At the completion of the Travel Marketing Program, the student should:
PSLO Assessment Report Summary
What we looked at: Our assessment research focused on PSLO #3. TRAVL 95 is our capstone course for the Travel Marketing Program. As such, most students are either already working in the travel industry, or they are planning for that next step. The major course project for TRAVL 95 is a student-choice project, and it falls into one of two categories: marketing or research. Typical projects include: investigating and interviewing host agencies, creating a newsletter to market a travel specialty, creating a basic website, researching a travel niche, and investigating ways to use social networking to market and promote their travel business. Students are expected to apply what they have learned in TRAVL 95 and other courses as they complete their project (utilizing critical thinking skills).

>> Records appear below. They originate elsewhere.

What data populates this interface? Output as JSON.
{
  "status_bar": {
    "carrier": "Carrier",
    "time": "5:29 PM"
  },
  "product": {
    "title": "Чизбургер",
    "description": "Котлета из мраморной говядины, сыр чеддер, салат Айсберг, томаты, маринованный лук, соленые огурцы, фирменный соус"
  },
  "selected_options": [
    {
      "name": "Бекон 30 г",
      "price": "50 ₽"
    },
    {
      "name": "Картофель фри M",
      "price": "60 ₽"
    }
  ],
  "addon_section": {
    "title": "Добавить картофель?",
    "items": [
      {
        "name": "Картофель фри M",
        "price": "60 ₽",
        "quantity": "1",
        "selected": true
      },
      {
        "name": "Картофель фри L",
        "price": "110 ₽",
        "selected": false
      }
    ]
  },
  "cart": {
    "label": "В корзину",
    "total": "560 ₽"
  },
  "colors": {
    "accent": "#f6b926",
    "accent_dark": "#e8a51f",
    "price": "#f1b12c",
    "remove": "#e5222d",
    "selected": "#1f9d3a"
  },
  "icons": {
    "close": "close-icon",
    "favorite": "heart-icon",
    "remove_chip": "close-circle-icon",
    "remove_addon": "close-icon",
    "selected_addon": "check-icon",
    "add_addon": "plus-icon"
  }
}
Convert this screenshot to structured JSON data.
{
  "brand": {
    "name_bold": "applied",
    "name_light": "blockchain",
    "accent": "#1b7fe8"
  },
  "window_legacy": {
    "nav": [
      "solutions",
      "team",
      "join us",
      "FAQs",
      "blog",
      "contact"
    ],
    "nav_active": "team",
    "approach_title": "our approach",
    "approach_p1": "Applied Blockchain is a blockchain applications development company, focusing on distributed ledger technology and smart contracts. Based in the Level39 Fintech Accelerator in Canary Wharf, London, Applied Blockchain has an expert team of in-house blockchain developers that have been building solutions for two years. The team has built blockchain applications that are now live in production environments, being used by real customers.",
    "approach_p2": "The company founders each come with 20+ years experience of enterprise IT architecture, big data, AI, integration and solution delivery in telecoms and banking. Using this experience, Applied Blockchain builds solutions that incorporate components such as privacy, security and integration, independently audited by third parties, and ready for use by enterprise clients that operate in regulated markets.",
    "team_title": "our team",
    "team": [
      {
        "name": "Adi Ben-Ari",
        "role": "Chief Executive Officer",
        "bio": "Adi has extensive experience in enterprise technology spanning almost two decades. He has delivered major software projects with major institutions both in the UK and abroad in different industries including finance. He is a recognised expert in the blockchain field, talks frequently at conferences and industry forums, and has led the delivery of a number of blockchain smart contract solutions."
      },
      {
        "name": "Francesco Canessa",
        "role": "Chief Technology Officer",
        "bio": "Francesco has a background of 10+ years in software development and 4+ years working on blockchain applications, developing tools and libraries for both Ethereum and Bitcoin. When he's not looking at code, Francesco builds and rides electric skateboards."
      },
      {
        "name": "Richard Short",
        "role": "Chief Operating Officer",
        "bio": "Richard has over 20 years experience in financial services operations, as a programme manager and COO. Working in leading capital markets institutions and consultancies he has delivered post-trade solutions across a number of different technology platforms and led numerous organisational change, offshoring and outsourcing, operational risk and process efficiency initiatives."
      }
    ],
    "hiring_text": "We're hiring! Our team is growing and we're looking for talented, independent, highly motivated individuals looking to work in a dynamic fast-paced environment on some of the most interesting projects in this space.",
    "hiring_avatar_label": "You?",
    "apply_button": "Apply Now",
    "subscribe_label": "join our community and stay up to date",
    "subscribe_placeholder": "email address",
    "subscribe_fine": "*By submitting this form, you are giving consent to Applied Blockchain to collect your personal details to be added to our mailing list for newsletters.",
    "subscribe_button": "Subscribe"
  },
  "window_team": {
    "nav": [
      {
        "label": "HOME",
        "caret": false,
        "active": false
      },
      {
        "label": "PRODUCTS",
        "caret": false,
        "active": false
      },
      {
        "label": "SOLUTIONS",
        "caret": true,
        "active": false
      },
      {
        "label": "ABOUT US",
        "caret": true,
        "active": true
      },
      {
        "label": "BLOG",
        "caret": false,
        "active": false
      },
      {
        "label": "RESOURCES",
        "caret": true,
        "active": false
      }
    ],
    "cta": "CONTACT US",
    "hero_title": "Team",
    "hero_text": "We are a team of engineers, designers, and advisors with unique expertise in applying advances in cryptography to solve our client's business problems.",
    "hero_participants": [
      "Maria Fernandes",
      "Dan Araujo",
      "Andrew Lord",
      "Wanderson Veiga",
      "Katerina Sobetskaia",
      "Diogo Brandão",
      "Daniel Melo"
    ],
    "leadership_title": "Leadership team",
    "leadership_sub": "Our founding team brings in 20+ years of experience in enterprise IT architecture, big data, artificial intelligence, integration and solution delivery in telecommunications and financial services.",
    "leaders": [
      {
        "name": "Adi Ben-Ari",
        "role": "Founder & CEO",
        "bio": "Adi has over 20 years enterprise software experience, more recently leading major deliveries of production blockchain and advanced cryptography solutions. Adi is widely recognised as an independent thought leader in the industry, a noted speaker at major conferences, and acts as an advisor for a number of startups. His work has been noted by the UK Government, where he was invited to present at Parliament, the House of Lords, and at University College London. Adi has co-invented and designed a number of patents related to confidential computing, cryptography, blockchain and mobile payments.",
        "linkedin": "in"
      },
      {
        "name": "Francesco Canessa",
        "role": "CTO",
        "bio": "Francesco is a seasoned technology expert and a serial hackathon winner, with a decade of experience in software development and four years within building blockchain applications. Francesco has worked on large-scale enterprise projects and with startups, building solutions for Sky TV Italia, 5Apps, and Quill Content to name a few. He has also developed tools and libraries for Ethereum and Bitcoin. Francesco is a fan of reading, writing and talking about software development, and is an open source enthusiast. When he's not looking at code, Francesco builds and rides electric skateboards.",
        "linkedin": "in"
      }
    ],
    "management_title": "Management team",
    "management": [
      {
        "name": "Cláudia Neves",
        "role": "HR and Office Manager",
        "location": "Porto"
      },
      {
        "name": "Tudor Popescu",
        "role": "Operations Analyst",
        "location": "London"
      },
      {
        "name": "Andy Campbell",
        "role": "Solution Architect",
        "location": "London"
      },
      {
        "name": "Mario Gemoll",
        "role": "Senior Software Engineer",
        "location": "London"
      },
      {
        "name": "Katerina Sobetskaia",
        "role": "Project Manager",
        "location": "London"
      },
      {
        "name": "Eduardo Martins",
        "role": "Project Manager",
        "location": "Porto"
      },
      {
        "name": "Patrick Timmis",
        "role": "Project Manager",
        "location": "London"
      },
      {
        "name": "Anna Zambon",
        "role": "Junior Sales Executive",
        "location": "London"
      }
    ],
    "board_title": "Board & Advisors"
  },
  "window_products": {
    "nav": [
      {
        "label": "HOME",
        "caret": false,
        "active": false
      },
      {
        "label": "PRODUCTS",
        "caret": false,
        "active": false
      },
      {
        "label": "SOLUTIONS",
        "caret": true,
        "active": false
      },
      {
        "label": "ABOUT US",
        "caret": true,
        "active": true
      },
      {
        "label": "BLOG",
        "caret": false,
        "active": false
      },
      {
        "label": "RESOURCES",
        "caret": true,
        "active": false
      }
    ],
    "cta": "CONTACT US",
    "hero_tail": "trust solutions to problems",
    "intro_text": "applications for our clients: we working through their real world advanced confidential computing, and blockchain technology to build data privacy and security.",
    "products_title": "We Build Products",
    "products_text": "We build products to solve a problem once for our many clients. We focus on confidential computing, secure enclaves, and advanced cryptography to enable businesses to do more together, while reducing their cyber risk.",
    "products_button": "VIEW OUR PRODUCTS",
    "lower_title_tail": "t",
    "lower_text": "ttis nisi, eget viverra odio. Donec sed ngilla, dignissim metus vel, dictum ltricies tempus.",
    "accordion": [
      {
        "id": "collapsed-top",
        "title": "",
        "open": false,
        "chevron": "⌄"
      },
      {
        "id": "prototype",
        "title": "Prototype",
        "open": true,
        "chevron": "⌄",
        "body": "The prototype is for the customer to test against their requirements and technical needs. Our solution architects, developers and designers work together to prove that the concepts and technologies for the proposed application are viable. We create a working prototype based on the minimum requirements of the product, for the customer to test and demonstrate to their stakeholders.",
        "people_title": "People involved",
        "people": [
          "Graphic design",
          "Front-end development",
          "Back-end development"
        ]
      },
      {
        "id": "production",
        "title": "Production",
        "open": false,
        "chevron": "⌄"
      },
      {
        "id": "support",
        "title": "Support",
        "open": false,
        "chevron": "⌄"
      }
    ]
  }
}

The first step is to complete a planning form, which includes: project description, statement of objectives, description of steps to take in completing the project, and project timeline. All projects are posted in the online classroom where students give feedback. Each student fills out a rubric as self-assessment. This rubric is posted in the online classroom along with instructions for the project. Work is assessed on the basis of: professional presentation, practical application/ adding value, creativity, effective use of resources, and achievement of objectives.
What we found: Most of the students turned in excellent work, demonstrating above-average critical thinking skills. Out of 28 students who completed course projects, 19 earned at least 90% of the total points. Nine of those student received 100%. For the nine students who achieved less than 90%, the rubric for their project indicated more work was needed in the following areas:
What we are planning to work on: We plan to hold online meetings where students can ask questions in real time (in advance of completing their projects). We will consider introducing the course project earlier in the semester so that students can start thinking about it earlier. We will consider modifying the student planning sheet to reflect different types of course projects; e.g., different “flavors” of the planning sheet for marketing-related projects versus research-related projects. We will also consider forming support “teams” to give informal feedback and suggestions as the students work on their projects.